» Work required: Go through the entries below and copy each line containing the word "delivery".

» Supplied data:
------
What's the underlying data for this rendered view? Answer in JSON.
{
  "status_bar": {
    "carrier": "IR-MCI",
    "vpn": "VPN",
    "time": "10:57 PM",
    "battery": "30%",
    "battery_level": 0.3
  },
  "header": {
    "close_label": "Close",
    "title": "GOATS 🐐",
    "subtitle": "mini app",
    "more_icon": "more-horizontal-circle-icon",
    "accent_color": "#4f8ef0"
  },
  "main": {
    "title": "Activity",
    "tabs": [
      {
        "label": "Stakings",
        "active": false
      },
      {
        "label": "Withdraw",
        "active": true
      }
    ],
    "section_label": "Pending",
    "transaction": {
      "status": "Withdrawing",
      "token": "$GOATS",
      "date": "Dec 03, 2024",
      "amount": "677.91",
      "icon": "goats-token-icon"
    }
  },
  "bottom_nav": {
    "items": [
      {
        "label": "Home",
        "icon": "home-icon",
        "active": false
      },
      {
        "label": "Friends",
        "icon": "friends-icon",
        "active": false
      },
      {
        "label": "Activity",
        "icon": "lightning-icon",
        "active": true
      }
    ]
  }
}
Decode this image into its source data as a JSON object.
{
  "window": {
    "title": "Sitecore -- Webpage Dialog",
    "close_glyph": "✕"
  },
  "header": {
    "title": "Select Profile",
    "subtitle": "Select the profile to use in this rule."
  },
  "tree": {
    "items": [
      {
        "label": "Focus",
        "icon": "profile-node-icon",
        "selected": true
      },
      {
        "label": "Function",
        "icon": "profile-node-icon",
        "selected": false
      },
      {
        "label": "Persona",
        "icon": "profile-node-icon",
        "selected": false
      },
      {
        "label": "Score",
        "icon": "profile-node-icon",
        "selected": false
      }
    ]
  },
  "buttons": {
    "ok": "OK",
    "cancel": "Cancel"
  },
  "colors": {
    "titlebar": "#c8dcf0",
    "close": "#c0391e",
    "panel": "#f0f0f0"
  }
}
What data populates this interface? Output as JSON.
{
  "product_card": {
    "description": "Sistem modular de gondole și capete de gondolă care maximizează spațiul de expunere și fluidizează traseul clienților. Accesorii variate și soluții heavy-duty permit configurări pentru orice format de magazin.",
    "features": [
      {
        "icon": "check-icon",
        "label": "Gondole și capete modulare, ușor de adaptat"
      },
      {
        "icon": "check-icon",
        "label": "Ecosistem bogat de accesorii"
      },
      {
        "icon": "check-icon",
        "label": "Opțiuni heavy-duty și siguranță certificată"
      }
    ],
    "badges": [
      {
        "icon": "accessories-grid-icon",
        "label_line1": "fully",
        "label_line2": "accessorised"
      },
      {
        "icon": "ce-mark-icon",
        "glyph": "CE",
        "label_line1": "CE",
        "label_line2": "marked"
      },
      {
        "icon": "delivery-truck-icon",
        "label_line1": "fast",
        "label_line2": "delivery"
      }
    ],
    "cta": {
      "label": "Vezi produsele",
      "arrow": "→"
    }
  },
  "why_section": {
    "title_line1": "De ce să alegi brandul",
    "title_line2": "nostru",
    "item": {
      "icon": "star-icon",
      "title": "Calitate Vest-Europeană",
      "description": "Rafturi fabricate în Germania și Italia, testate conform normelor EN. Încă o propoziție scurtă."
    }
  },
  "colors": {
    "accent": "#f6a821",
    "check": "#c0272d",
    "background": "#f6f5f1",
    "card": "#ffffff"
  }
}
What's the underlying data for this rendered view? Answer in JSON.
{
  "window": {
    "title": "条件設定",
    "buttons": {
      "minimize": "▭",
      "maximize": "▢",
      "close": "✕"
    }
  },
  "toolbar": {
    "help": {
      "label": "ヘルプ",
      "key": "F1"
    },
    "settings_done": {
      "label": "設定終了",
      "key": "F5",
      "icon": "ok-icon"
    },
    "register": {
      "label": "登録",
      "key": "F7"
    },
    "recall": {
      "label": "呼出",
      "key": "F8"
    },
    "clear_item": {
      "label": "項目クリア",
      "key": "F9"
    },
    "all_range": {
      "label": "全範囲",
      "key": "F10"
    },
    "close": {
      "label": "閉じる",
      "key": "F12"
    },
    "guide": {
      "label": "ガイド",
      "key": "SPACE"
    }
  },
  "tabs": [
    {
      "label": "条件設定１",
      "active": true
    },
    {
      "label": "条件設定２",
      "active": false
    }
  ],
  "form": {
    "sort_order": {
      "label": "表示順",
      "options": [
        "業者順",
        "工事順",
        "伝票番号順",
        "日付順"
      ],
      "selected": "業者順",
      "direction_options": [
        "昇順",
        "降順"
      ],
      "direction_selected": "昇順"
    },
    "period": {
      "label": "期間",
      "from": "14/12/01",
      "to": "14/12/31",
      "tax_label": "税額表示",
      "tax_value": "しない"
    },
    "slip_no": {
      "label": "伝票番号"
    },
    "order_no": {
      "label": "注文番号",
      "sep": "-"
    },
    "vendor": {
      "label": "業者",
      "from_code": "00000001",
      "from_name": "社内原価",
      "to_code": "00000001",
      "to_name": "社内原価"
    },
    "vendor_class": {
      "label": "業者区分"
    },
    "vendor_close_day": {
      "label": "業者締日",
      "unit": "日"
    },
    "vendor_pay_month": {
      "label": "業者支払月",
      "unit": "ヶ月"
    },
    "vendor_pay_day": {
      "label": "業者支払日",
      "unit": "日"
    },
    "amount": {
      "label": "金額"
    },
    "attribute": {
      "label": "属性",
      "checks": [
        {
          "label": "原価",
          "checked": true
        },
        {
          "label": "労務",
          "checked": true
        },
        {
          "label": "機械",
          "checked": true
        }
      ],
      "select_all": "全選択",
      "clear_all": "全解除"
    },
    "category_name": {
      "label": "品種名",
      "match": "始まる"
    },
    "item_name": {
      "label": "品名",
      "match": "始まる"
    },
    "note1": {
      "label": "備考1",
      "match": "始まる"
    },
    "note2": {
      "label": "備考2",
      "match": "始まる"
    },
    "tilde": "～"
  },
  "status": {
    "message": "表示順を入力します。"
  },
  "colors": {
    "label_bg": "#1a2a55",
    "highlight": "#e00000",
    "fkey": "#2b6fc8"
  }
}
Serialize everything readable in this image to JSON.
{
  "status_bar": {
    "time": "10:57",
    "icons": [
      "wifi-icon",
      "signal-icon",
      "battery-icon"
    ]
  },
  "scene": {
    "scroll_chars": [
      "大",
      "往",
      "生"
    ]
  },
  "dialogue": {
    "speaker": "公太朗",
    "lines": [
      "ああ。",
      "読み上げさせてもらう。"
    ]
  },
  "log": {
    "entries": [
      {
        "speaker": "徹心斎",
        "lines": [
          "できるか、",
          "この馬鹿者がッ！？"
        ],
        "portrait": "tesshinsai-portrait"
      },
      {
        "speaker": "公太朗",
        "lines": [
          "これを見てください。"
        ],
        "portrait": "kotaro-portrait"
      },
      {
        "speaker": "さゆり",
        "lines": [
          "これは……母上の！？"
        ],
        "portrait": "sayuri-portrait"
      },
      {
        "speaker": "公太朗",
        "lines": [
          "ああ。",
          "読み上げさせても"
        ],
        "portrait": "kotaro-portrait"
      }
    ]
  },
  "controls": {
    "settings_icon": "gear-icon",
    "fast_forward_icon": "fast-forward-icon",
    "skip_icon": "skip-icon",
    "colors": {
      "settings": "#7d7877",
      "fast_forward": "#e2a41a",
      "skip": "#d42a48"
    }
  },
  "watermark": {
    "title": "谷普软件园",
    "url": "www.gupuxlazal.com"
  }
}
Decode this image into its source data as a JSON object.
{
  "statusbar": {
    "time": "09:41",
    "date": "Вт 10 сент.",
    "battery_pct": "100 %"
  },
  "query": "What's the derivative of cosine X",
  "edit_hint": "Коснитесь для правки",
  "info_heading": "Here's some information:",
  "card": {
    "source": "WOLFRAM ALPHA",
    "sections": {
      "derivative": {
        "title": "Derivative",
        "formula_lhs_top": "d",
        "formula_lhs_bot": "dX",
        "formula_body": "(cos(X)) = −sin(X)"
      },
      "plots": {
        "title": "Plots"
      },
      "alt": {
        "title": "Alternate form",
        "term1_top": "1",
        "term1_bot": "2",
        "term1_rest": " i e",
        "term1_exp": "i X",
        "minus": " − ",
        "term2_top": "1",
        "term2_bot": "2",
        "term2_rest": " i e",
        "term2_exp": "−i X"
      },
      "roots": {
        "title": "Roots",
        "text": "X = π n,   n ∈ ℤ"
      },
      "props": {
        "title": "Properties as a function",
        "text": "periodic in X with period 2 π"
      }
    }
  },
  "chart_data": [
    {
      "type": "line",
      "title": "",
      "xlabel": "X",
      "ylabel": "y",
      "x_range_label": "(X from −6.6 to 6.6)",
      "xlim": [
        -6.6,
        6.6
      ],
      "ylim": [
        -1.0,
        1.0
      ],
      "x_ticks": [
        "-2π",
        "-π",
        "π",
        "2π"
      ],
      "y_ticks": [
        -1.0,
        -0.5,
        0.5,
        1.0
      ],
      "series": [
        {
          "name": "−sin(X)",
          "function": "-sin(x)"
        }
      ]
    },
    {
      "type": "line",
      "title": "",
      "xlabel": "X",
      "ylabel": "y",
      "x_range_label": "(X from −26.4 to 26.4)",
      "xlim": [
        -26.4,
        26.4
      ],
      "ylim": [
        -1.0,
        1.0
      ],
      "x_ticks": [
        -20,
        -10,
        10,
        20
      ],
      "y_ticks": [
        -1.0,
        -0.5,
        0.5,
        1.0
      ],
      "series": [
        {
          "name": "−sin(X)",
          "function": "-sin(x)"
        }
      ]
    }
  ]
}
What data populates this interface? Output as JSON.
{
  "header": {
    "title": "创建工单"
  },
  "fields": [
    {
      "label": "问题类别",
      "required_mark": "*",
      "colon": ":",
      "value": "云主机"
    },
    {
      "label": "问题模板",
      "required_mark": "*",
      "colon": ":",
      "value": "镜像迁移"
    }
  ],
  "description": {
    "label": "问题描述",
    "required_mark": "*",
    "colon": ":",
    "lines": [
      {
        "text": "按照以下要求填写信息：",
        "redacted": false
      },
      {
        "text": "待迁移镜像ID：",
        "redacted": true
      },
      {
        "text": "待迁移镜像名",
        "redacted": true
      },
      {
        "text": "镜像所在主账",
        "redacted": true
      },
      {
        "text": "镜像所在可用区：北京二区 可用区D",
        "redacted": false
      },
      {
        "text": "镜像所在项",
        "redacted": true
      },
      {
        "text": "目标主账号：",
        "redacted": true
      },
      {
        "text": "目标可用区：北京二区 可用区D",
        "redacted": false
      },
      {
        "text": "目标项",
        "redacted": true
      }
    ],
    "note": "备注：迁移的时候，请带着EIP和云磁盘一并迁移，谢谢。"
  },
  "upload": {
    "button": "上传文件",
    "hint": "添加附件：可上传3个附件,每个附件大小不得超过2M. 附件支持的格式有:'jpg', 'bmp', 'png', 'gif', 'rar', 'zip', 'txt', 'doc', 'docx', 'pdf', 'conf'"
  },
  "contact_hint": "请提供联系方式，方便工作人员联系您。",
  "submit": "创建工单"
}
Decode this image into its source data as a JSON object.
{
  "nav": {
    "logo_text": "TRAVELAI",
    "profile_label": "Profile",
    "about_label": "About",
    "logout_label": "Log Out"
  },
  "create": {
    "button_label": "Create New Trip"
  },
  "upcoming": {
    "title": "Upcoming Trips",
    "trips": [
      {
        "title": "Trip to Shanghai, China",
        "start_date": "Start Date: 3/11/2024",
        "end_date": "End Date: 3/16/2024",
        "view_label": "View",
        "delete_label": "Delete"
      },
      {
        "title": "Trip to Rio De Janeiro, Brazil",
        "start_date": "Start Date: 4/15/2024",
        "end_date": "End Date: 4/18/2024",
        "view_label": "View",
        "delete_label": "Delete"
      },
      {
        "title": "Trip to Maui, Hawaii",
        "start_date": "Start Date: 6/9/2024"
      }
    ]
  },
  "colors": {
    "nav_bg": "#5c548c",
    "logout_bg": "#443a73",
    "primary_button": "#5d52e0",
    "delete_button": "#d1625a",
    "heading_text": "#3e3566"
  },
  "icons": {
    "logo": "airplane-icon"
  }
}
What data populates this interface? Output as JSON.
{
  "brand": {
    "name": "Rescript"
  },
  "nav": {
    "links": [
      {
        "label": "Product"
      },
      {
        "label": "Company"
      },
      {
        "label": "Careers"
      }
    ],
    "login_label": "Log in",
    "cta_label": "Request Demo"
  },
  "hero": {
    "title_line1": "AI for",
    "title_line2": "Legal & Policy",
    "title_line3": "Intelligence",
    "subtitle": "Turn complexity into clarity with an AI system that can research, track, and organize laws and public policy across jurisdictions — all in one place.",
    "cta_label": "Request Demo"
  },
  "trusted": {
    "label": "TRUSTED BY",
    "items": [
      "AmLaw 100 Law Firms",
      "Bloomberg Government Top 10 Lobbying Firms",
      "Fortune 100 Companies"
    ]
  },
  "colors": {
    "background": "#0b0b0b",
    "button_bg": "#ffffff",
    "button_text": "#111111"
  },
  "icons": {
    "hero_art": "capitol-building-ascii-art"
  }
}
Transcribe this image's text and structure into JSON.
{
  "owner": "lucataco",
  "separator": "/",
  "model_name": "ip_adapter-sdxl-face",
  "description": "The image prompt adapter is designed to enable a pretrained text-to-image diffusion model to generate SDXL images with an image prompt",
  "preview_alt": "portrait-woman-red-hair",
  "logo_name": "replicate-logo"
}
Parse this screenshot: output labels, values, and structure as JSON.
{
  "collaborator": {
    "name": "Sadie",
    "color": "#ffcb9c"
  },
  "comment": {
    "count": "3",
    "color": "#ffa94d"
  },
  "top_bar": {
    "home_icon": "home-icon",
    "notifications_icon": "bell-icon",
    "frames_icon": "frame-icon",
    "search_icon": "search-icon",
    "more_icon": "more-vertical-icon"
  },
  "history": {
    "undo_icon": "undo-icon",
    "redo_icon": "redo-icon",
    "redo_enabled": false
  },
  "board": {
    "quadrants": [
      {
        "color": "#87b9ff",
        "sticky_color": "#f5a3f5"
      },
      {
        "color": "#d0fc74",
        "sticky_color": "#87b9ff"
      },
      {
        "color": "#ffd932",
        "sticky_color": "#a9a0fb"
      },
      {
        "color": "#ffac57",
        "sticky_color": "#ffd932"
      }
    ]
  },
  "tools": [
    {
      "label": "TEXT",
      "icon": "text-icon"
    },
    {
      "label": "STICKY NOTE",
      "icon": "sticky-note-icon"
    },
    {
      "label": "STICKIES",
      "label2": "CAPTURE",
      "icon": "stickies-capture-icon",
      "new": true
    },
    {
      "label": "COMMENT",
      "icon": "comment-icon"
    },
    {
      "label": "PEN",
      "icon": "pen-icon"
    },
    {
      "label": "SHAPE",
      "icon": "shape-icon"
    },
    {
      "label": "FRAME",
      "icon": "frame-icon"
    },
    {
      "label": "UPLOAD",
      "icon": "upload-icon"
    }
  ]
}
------
» Result:
        "icon": "delivery-truck-icon",
        "label_line2": "delivery"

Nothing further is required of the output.